Problem statement: Give the records again exactly, with every character kept.

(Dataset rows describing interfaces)
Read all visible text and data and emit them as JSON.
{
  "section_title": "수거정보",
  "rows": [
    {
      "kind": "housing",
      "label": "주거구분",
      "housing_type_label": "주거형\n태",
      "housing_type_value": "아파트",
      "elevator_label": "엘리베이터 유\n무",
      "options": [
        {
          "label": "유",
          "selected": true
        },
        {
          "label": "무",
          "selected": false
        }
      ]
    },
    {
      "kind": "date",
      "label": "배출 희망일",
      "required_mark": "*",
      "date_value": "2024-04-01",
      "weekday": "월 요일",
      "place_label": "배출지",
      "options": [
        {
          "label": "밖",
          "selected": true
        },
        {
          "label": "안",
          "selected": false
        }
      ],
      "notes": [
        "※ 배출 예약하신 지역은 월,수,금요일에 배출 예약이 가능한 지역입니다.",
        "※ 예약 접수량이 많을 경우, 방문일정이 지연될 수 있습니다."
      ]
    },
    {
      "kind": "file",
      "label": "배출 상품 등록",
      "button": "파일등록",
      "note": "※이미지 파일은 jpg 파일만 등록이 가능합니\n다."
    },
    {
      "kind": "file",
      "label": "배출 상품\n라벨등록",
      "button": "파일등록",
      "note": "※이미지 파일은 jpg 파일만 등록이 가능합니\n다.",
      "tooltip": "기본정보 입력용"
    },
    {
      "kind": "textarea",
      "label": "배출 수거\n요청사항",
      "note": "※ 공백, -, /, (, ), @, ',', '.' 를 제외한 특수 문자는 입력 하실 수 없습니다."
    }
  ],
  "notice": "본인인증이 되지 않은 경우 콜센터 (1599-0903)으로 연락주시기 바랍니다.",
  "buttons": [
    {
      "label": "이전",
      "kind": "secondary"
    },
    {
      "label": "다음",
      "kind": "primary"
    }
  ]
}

Expected answer:
Read all visible text and data and emit them as JSON.
{
  "section_title": "수거정보",
  "rows": [
    {
      "kind": "housing",
      "label": "주거구분",
      "housing_type_label": "주거형\n태",
      "housing_type_value": "아파트",
      "elevator_label": "엘리베이터 유\n무",
      "options": [
        {
          "label": "유",
          "selected": true
        },
        {
          "label": "무",
          "selected": false
        }
      ]
    },
    {
      "kind": "date",
      "label": "배출 희망일",
      "required_mark": "*",
      "date_value": "2024-04-01",
      "weekday": "월 요일",
      "place_label": "배출지",
      "options": [
        {
          "label": "밖",
          "selected": true
        },
        {
          "label": "안",
          "selected": false
        }
      ],
      "notes": [
        "※ 배출 예약하신 지역은 월,수,금요일에 배출 예약이 가능한 지역입니다.",
        "※ 예약 접수량이 많을 경우, 방문일정이 지연될 수 있습니다."
      ]
    },
    {
      "kind": "file",
      "label": "배출 상품 등록",
      "button": "파일등록",
      "note": "※이미지 파일은 jpg 파일만 등록이 가능합니\n다."
    },
    {
      "kind": "file",
      "label": "배출 상품\n라벨등록",
      "button": "파일등록",
      "note": "※이미지 파일은 jpg 파일만 등록이 가능합니\n다.",
      "tooltip": "기본정보 입력용"
    },
    {
      "kind": "textarea",
      "label": "배출 수거\n요청사항",
      "note": "※ 공백, -, /, (, ), @, ',', '.' 를 제외한 특수 문자는 입력 하실 수 없습니다."
    }
  ],
  "notice": "본인인증이 되지 않은 경우 콜센터 (1599-0903)으로 연락주시기 바랍니다.",
  "buttons": [
    {
      "label": "이전",
      "kind": "secondary"
    },
    {
      "label": "다음",
      "kind": "primary"
    }
  ]
}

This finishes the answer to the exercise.